The story starts with Luke, a young noble who is forbidden from leaving his manor because he had been kidnapped when he was ten, seven years ago and lost his memory. A woman appears and attempts to kill his mentor, yet Luke interferes and somehow he and the interloper vanish only to be transplanted somewhere hundreds or thousands of miles away.

The two work together to get back home and along the way learn more about each other and their plights. Eventually they make it back and all’s good, or is it?

While a few things from nearly every RPG ever made pops up, there’s enough variety in the story and characters to make this a great way to spend nearly 60 hours.

The characters are all excellently written and acted. My favorite character was Jade Curtiss, a Malkuth soldier who always has something sarcastic to say or otherwise delivers the best comebacks.

Fighting in this game is reminiscent of Star Ocean and the other Tales games in that the player controls a character and the computer controls the other three in a massive free-for-all, though you can control the tactics of the other characters and direct them to use certain attacks.

The battles seem to be pretty easy. My entire party only died in battle once through the entire game. Battles play out by spamming the Attack button while having your other characters bust out with attacks, spells, and healing as needed.

One of the plots of the game concerns a clones and the original person, this was the story I was really concerned about. If everyone was born to fulfill some purpose, what about those that were created just because science said they could be and then discarded without a thought? As such, several of the clone characters have a drive and a will to survive, to be better than the original. A superiority complex. While others see themselves as inferior to the original.

In all, this was a fun game and I’d play it again. Once the game is finished, the player can use “Grade” – a numerical form of experience gained after battles (but different from normal experience) to use on different variables in a subsequent play through, such as keeping the old levels, the ability to gain more experience, keeping items, etc. I’ve not tried to play the game again with any of these yet, I mean, the game itself was 60 hours, do I really want to play it for another 60? One day.
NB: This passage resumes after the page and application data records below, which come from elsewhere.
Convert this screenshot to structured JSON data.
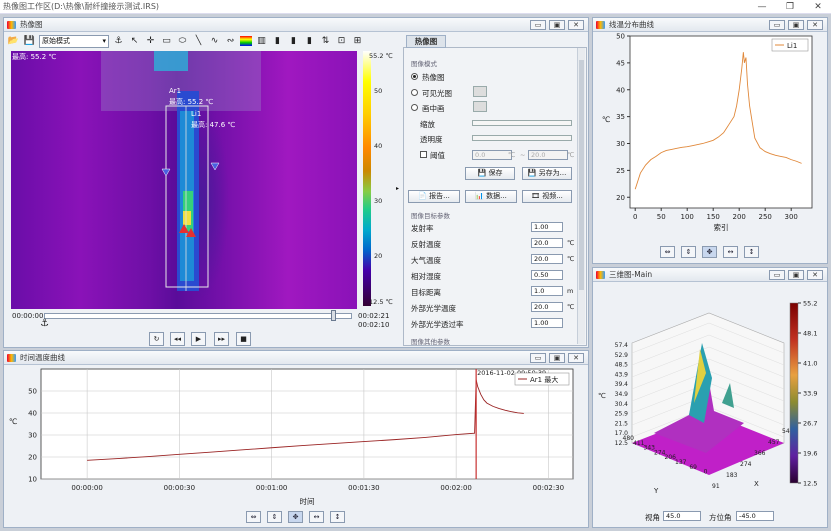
{
  "app": {
    "title": "热像图工作区(D:\\热像\\耐纤撞接示测试.IRS)"
  },
  "thermal": {
    "title": "热像图",
    "mode": "原始模式",
    "max_label": "最高: 55.2 ℃",
    "ar1_name": "Ar1",
    "ar1_max": "最高: 55.2 ℃",
    "li1_name": "Li1",
    "li1_max": "最高: 47.6 ℃",
    "legend_ticks": [
      "55.2 ℃",
      "50",
      "40",
      "30",
      "20",
      "12.5 ℃"
    ],
    "time_start": "00:00:00",
    "time_end": "00:02:21",
    "time_current": "00:02:10",
    "controls": [
      "↻",
      "◂◂",
      "▶",
      "▸▸",
      "■"
    ]
  },
  "props": {
    "tab": "热像图",
    "image_mode_title": "图像模式",
    "radio_thermal": "热像图",
    "radio_visible": "可见光图",
    "radio_pip": "画中画",
    "zoom": "缩放",
    "transparency": "透明度",
    "threshold": "阈值",
    "thr_low": "0.0",
    "thr_high": "20.0",
    "unit_c": "℃",
    "tilde": "~",
    "save": "保存",
    "save_as": "另存为...",
    "report": "报告...",
    "data": "数据...",
    "video": "视频...",
    "target_title": "图像目标参数",
    "params": [
      {
        "label": "发射率",
        "value": "1.00",
        "unit": ""
      },
      {
        "label": "反射温度",
        "value": "20.0",
        "unit": "℃"
      },
      {
        "label": "大气温度",
        "value": "20.0",
        "unit": "℃"
      },
      {
        "label": "相对湿度",
        "value": "0.50",
        "unit": ""
      },
      {
        "label": "目标距离",
        "value": "1.0",
        "unit": "m"
      },
      {
        "label": "外部光学温度",
        "value": "20.0",
        "unit": "℃"
      },
      {
        "label": "外部光学透过率",
        "value": "1.00",
        "unit": ""
      }
    ],
    "other_title": "图像其他参数"
  },
  "line_plot": {
    "title": "线温分布曲线",
    "legend": "Li1",
    "ylabel": "℃",
    "xlabel": "索引"
  },
  "time_plot": {
    "title": "时间温度曲线",
    "legend": "Ar1 最大",
    "ylabel": "℃",
    "xlabel": "时间",
    "marker": "2016-11-02 09:50:39"
  },
  "surface": {
    "title": "三维图-Main",
    "z_label": "℃",
    "x_label": "X",
    "y_label": "Y",
    "view_label": "视角",
    "view_value": "45.0",
    "azimuth_label": "方位角",
    "azimuth_value": "-45.0"
  },
  "colors": {
    "curve": "#e0883a",
    "time_curve": "#9a2424",
    "marker": "#c83030"
  },
  "chart_data": [
    {
      "type": "line",
      "name": "line_profile",
      "series": [
        {
          "name": "Li1",
          "x": [
            0,
            10,
            20,
            30,
            40,
            50,
            60,
            70,
            80,
            90,
            100,
            110,
            120,
            130,
            140,
            150,
            160,
            170,
            180,
            190,
            195,
            200,
            205,
            208,
            210,
            213,
            216,
            220,
            225,
            230,
            240,
            250,
            260,
            270,
            280,
            290,
            300,
            310,
            320
          ],
          "y": [
            21.5,
            24.5,
            26,
            27,
            27.6,
            28.3,
            28.7,
            28.9,
            29.1,
            29.3,
            29.4,
            29.6,
            29.8,
            30.0,
            30.3,
            30.6,
            31.2,
            32,
            33.5,
            35,
            37,
            40,
            44,
            47,
            45,
            46,
            41,
            37,
            34,
            31,
            29.2,
            28.5,
            28.1,
            27.8,
            27.6,
            27.4,
            27,
            26.7,
            26.3
          ]
        }
      ],
      "xticks": [
        "0",
        "50",
        "100",
        "150",
        "200",
        "250",
        "300"
      ],
      "yticks": [
        "20",
        "25",
        "30",
        "35",
        "40",
        "45",
        "50"
      ],
      "xlim": [
        -10,
        340
      ],
      "ylim": [
        18,
        50
      ],
      "xlabel": "索引",
      "ylabel": "℃"
    },
    {
      "type": "line",
      "name": "time_curve",
      "series": [
        {
          "name": "Ar1 最大",
          "x": [
            0,
            10,
            20,
            30,
            40,
            50,
            60,
            70,
            80,
            90,
            100,
            110,
            120,
            126,
            126.5,
            127,
            128,
            129,
            130,
            132,
            134,
            136,
            138,
            140,
            142
          ],
          "y": [
            18.5,
            19.3,
            20.2,
            21.2,
            22.2,
            23.2,
            24.2,
            25.2,
            26.1,
            27,
            27.9,
            28.9,
            30.2,
            30.8,
            55.2,
            52,
            48.5,
            46,
            44.5,
            43,
            42,
            41.2,
            40.6,
            40.1,
            39.8
          ]
        }
      ],
      "xticks": [
        "00:00:00",
        "00:00:30",
        "00:01:00",
        "00:01:30",
        "00:02:00",
        "00:02:30"
      ],
      "yticks": [
        "10",
        "20",
        "30",
        "40",
        "50"
      ],
      "xlim": [
        -15,
        158
      ],
      "ylim": [
        10,
        60
      ],
      "xlabel": "时间",
      "ylabel": "℃"
    },
    {
      "type": "surface",
      "name": "3d_surface",
      "z_ticks": [
        "57.4",
        "52.9",
        "48.5",
        "43.9",
        "39.4",
        "34.9",
        "30.4",
        "25.9",
        "21.5",
        "17.0",
        "12.5"
      ],
      "x_ticks": [
        "91",
        "183",
        "274",
        "366",
        "457",
        "549"
      ],
      "y_ticks": [
        "480",
        "411",
        "343",
        "274",
        "206",
        "137",
        "69",
        "0"
      ],
      "colorbar_ticks": [
        "55.2",
        "48.1",
        "41.0",
        "33.9",
        "26.7",
        "19.6",
        "12.5"
      ]
    }
  ]
}
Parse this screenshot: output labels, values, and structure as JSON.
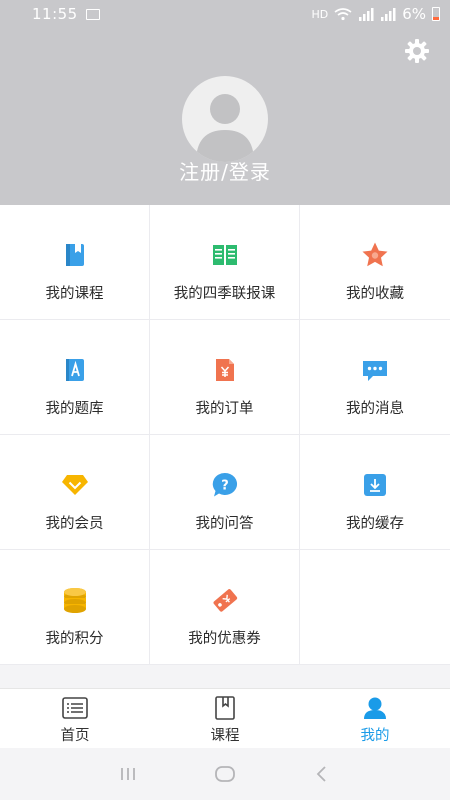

Another thing I liked (and would love to see in future RPGs) is a journal feature. The main character suffered memory loss as a kid so he keeps a fastidious journal that’s updated extremely often. If you have no idea where to go, check out the journal, it’ll point you in the right direction.